C. Gordon Fullerton
Widely known as a test pilot extraordinaire, C. Gordon Fullerton fulfilled three distinguished careers centered on aeronautics and spaceflight. He spent 30 years in the U.S. Air Force (1958–1988), retiring with the rank of colonel after serving as a bomber pilot, fighter pilot, and test pilot. During 20 of those years, he was an astronaut in the Apollo, Skylab, and Space Shuttle programs (1966–1986). Then, for more than 20 years, he was a flight research pilot and chief pilot at the NASA Dryden Flight Research Center (1986–2007).
He was a master of the exacting and dangerous field of experimental flight research. Few people have accumulated as much time in experimental flight as Fullerton: more than 380 hours in space and 16,000 hours in 135 different aircraft. Having earned two engineering degrees from the California Institute of Technology, Fullerton applied his knowledge and love of flying to improve flight safety and airworthiness.
Fullerton was one of four pilots to fly the Space Shuttle prototype Enterprise for the 1977 approach and landing test series. He went on to pilot Columbia’s third mission in 1982, the only shuttle mission to land at White Sands, New Mexico, and to command the Spacelab 2 mission on Challenger in 1985, expertly reaching orbit after an engine failure during ascent.
Fullerton’s many honors include induction into the Astronaut Hall of Fame and the International Space Hall of Fame, awards of several Department of Defense and NASA service medals, and being elected a Fellow of the Society of Experimental Test Pilots. In 2009 this museum honored him with the National Air and Space Museum Trophy Award for Lifetime Achievement.

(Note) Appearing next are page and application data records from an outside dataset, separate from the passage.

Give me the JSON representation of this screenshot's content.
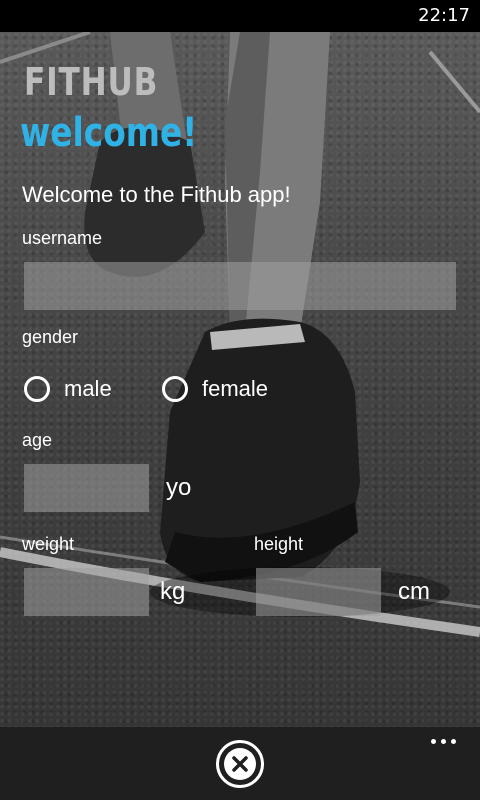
{
  "status_bar": {
    "time": "22:17"
  },
  "header": {
    "app_title": "FITHUB",
    "page_title": "welcome!"
  },
  "form": {
    "intro": "Welcome to the Fithub app!",
    "username_label": "username",
    "username_value": "",
    "gender_label": "gender",
    "gender_options": [
      {
        "label": "male",
        "selected": false
      },
      {
        "label": "female",
        "selected": false
      }
    ],
    "age_label": "age",
    "age_value": "",
    "age_unit": "yo",
    "weight_label": "weight",
    "weight_value": "",
    "weight_unit": "kg",
    "height_label": "height",
    "height_value": "",
    "height_unit": "cm"
  },
  "app_bar": {
    "close_icon": "close-icon",
    "more_icon": "more-icon"
  },
  "colors": {
    "accent": "#2fb2e6",
    "app_title": "#bcbcbc",
    "app_bar": "#1f1f1f",
    "input_bg": "#a0a0a0"
  }
}
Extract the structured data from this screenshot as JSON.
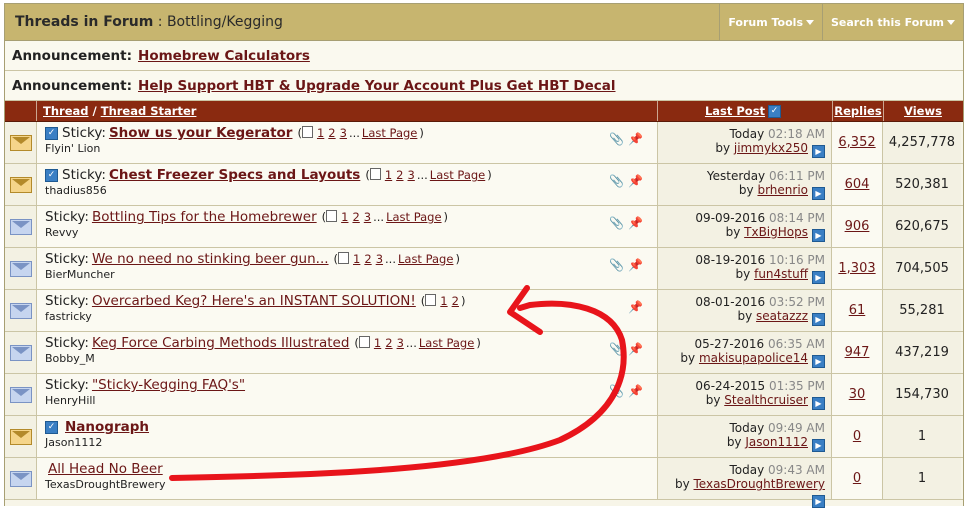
{
  "header": {
    "title": "Threads in Forum",
    "separator": ":",
    "forum": "Bottling/Kegging",
    "tools": "Forum Tools",
    "search": "Search this Forum"
  },
  "announcements": [
    {
      "label": "Announcement:",
      "link": "Homebrew Calculators"
    },
    {
      "label": "Announcement:",
      "link": "Help Support HBT & Upgrade Your Account Plus Get HBT Decal"
    }
  ],
  "columns": {
    "thread": "Thread",
    "slash": "/",
    "starter": "Thread Starter",
    "last_post": "Last Post",
    "replies": "Replies",
    "views": "Views"
  },
  "threads": [
    {
      "prefix": "Sticky:",
      "title": "Show us your Kegerator",
      "bold": true,
      "open": true,
      "check": true,
      "pages": [
        "1",
        "2",
        "3"
      ],
      "ellipsis": "...",
      "last": "Last Page",
      "starter": "Flyin' Lion",
      "date": "Today",
      "time": "02:18 AM",
      "by": "by",
      "user": "jimmykx250",
      "replies": "6,352",
      "views": "4,257,778",
      "flags": "📎📌"
    },
    {
      "prefix": "Sticky:",
      "title": "Chest Freezer Specs and Layouts",
      "bold": true,
      "open": true,
      "check": true,
      "pages": [
        "1",
        "2",
        "3"
      ],
      "ellipsis": "...",
      "last": "Last Page",
      "starter": "thadius856",
      "date": "Yesterday",
      "time": "06:11 PM",
      "by": "by",
      "user": "brhenrio",
      "replies": "604",
      "views": "520,381",
      "flags": "📎📌"
    },
    {
      "prefix": "Sticky:",
      "title": "Bottling Tips for the Homebrewer",
      "bold": false,
      "open": false,
      "check": false,
      "pages": [
        "1",
        "2",
        "3"
      ],
      "ellipsis": "...",
      "last": "Last Page",
      "starter": "Revvy",
      "date": "09-09-2016",
      "time": "08:14 PM",
      "by": "by",
      "user": "TxBigHops",
      "replies": "906",
      "views": "620,675",
      "flags": "📎📌"
    },
    {
      "prefix": "Sticky:",
      "title": "We no need no stinking beer gun...",
      "bold": false,
      "open": false,
      "check": false,
      "pages": [
        "1",
        "2",
        "3"
      ],
      "ellipsis": "...",
      "last": "Last Page",
      "starter": "BierMuncher",
      "date": "08-19-2016",
      "time": "10:16 PM",
      "by": "by",
      "user": "fun4stuff",
      "replies": "1,303",
      "views": "704,505",
      "flags": "📎📌"
    },
    {
      "prefix": "Sticky:",
      "title": "Overcarbed Keg? Here's an INSTANT SOLUTION!",
      "bold": false,
      "open": false,
      "check": false,
      "pages": [
        "1",
        "2"
      ],
      "ellipsis": "",
      "last": "",
      "starter": "fastricky",
      "date": "08-01-2016",
      "time": "03:52 PM",
      "by": "by",
      "user": "seatazzz",
      "replies": "61",
      "views": "55,281",
      "flags": "📌"
    },
    {
      "prefix": "Sticky:",
      "title": "Keg Force Carbing Methods Illustrated",
      "bold": false,
      "open": false,
      "check": false,
      "pages": [
        "1",
        "2",
        "3"
      ],
      "ellipsis": "...",
      "last": "Last Page",
      "starter": "Bobby_M",
      "date": "05-27-2016",
      "time": "06:35 AM",
      "by": "by",
      "user": "makisupapolice14",
      "replies": "947",
      "views": "437,219",
      "flags": "📎📌"
    },
    {
      "prefix": "Sticky:",
      "title": "\"Sticky-Kegging FAQ's\"",
      "bold": false,
      "open": false,
      "check": false,
      "pages": [],
      "ellipsis": "",
      "last": "",
      "starter": "HenryHill",
      "date": "06-24-2015",
      "time": "01:35 PM",
      "by": "by",
      "user": "Stealthcruiser",
      "replies": "30",
      "views": "154,730",
      "flags": "📎📌"
    },
    {
      "prefix": "",
      "title": "Nanograph",
      "bold": true,
      "open": true,
      "check": true,
      "pages": [],
      "ellipsis": "",
      "last": "",
      "starter": "Jason1112",
      "date": "Today",
      "time": "09:49 AM",
      "by": "by",
      "user": "Jason1112",
      "replies": "0",
      "views": "1",
      "flags": ""
    },
    {
      "prefix": "",
      "title": "All Head No Beer",
      "bold": false,
      "open": false,
      "check": false,
      "pages": [],
      "ellipsis": "",
      "last": "",
      "starter": "TexasDroughtBrewery",
      "date": "Today",
      "time": "09:43 AM",
      "by": "by",
      "user": "TexasDroughtBrewery",
      "replies": "0",
      "views": "1",
      "flags": ""
    }
  ],
  "colors": {
    "header": "#c7b56f",
    "columns": "#8a2a10",
    "link": "#6b1616",
    "annotation": "#e8141b"
  }
}
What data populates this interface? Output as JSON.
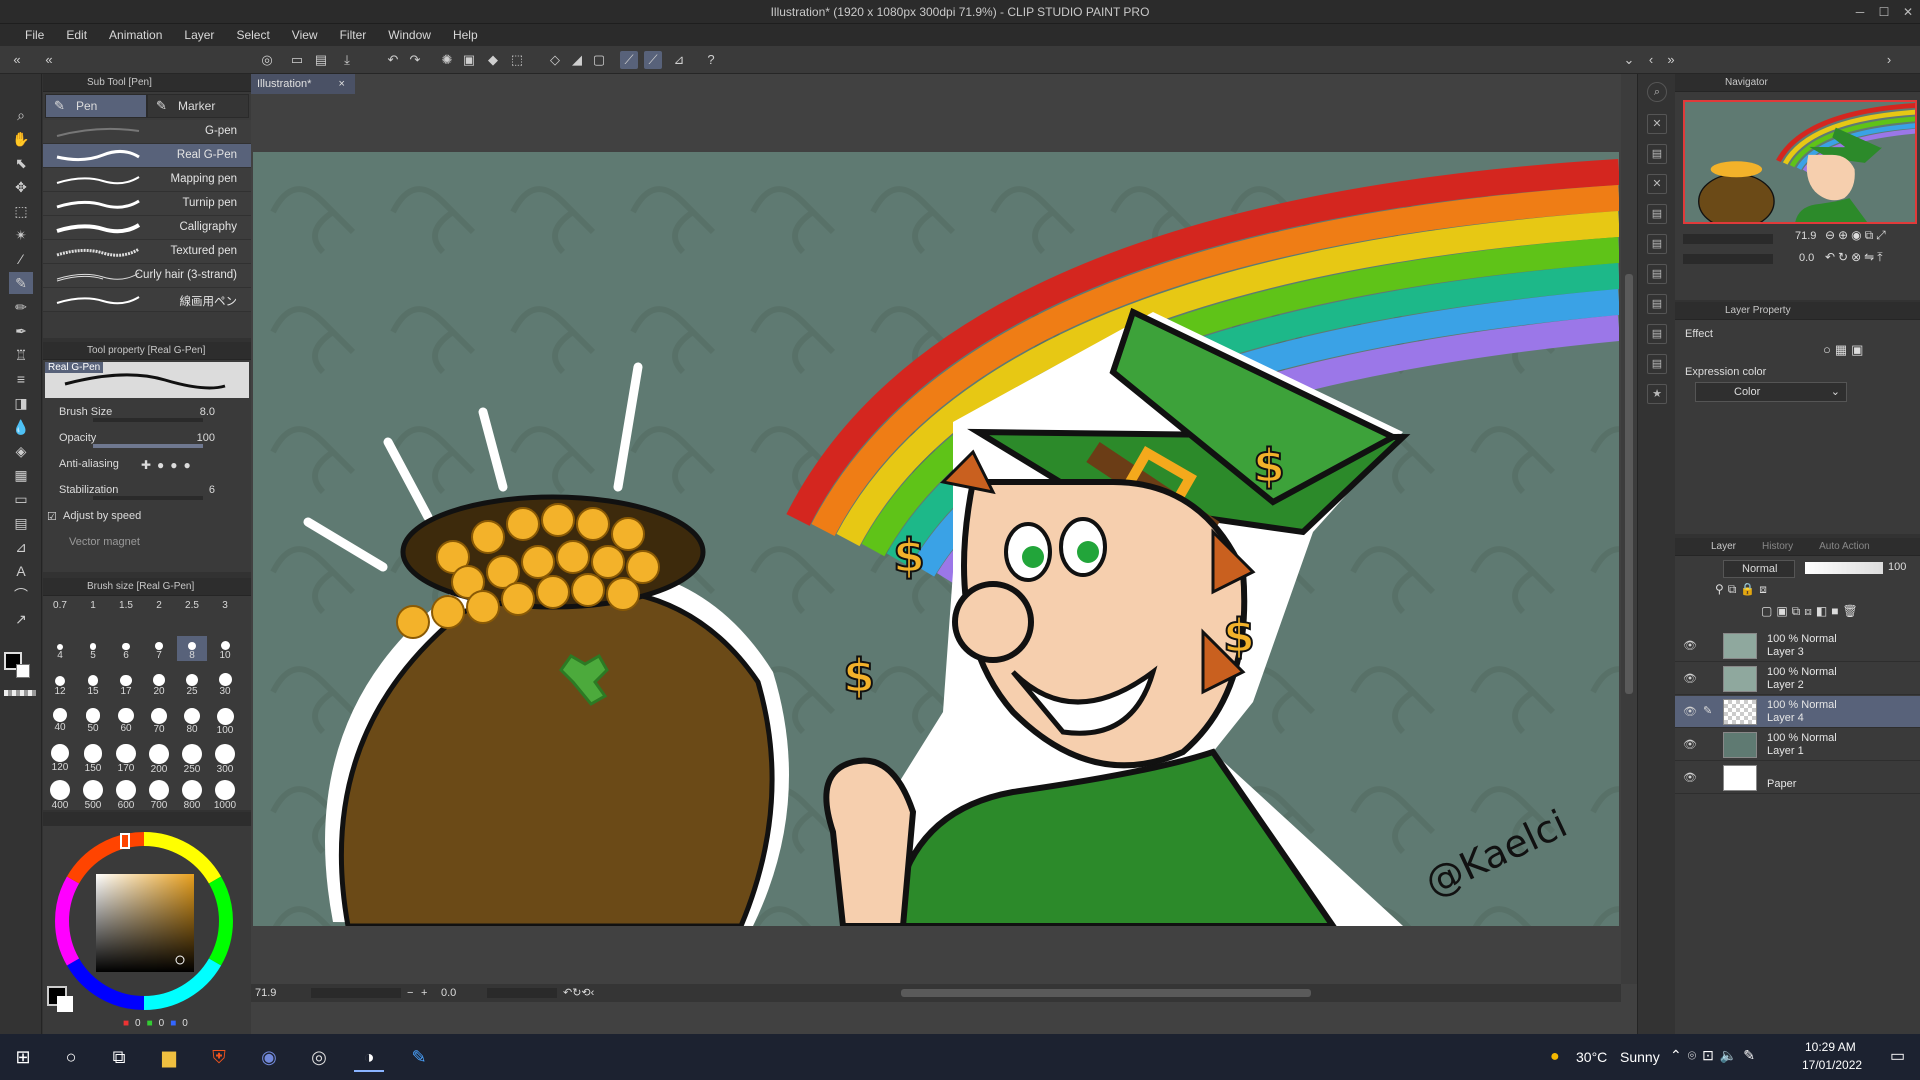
{
  "window": {
    "title": "Illustration* (1920 x 1080px 300dpi 71.9%)  - CLIP STUDIO PAINT PRO",
    "controls": [
      "─",
      "☐",
      "✕"
    ]
  },
  "menu": [
    "File",
    "Edit",
    "Animation",
    "Layer",
    "Select",
    "View",
    "Filter",
    "Window",
    "Help"
  ],
  "subtool": {
    "header": "Sub Tool [Pen]",
    "tabs": [
      "Pen",
      "Marker"
    ],
    "pens": [
      "G-pen",
      "Real G-Pen",
      "Mapping pen",
      "Turnip pen",
      "Calligraphy",
      "Textured pen",
      "Curly hair (3-strand)",
      "線画用ペン"
    ],
    "selected": "Real G-Pen"
  },
  "toolprop": {
    "header": "Tool property [Real G-Pen]",
    "preview_label": "Real G-Pen",
    "brush_size_label": "Brush Size",
    "brush_size": "8.0",
    "opacity_label": "Opacity",
    "opacity": "100",
    "antialiasing_label": "Anti-aliasing",
    "stabilization_label": "Stabilization",
    "stabilization": "6",
    "adjust_label": "Adjust by speed",
    "vector_magnet_label": "Vector magnet"
  },
  "brushsize": {
    "header": "Brush size [Real G-Pen]",
    "sizes": [
      "0.7",
      "1",
      "1.5",
      "2",
      "2.5",
      "3",
      "4",
      "5",
      "6",
      "7",
      "8",
      "10",
      "12",
      "15",
      "17",
      "20",
      "25",
      "30",
      "40",
      "50",
      "60",
      "70",
      "80",
      "100",
      "120",
      "150",
      "170",
      "200",
      "250",
      "300",
      "400",
      "500",
      "600",
      "700",
      "800",
      "1000"
    ],
    "selected": "8"
  },
  "color": {
    "r": "0",
    "g": "0",
    "b": "0",
    "main": "#000000",
    "sub": "#ffffff",
    "picked": "#d9a12c"
  },
  "canvas": {
    "doc_tab": "Illustration*",
    "zoom": "71.9",
    "angle": "0.0",
    "signature": "@Kaelci",
    "bg": "#5f7a72"
  },
  "navigator": {
    "header": "Navigator",
    "zoom": "71.9",
    "angle": "0.0"
  },
  "layerprop": {
    "header": "Layer Property",
    "effect_label": "Effect",
    "expression_label": "Expression color",
    "expression_value": "Color"
  },
  "layer": {
    "tabs": [
      "Layer",
      "History",
      "Auto Action"
    ],
    "blend": "Normal",
    "opacity": "100",
    "rows": [
      {
        "mode": "100 % Normal",
        "name": "Layer 3"
      },
      {
        "mode": "100 % Normal",
        "name": "Layer 2"
      },
      {
        "mode": "100 % Normal",
        "name": "Layer 4"
      },
      {
        "mode": "100 % Normal",
        "name": "Layer 1"
      },
      {
        "mode": "",
        "name": "Paper"
      }
    ]
  },
  "taskbar": {
    "weather_temp": "30°C",
    "weather_text": "Sunny",
    "time": "10:29 AM",
    "date": "17/01/2022"
  }
}
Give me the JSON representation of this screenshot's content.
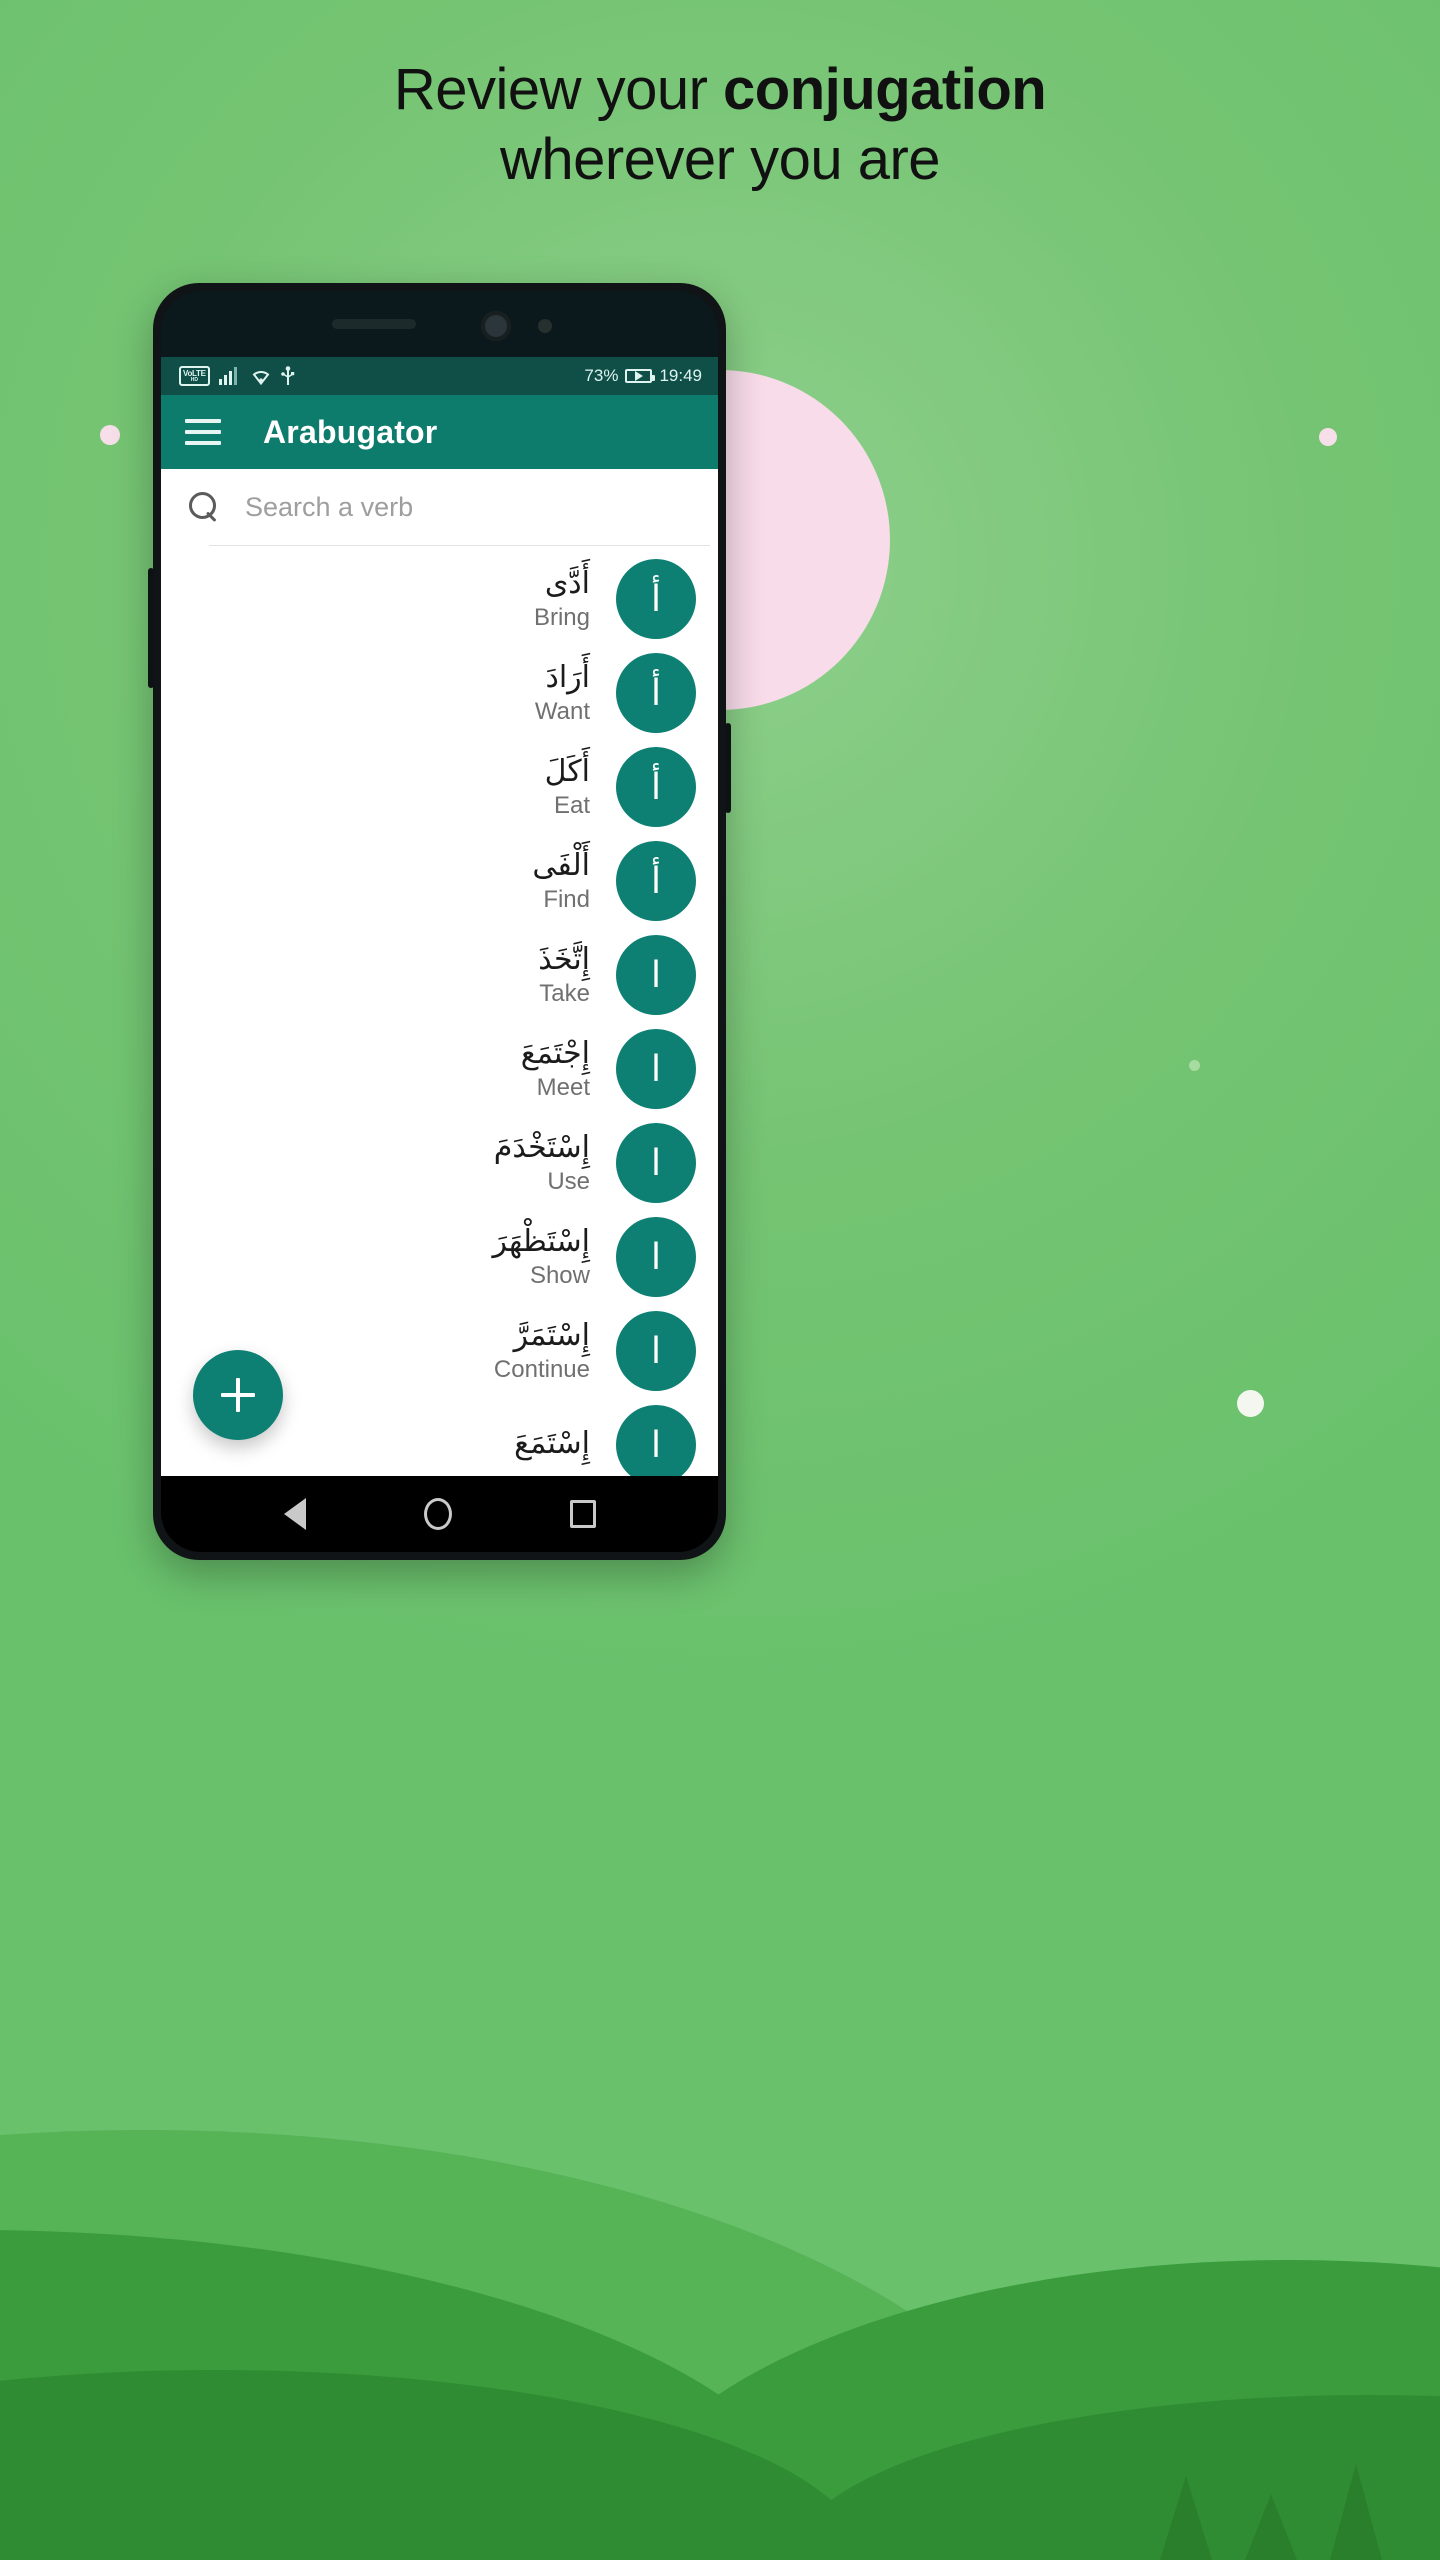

Valerie Neal is a curator in the Space History Department of the National Air and Space Museum.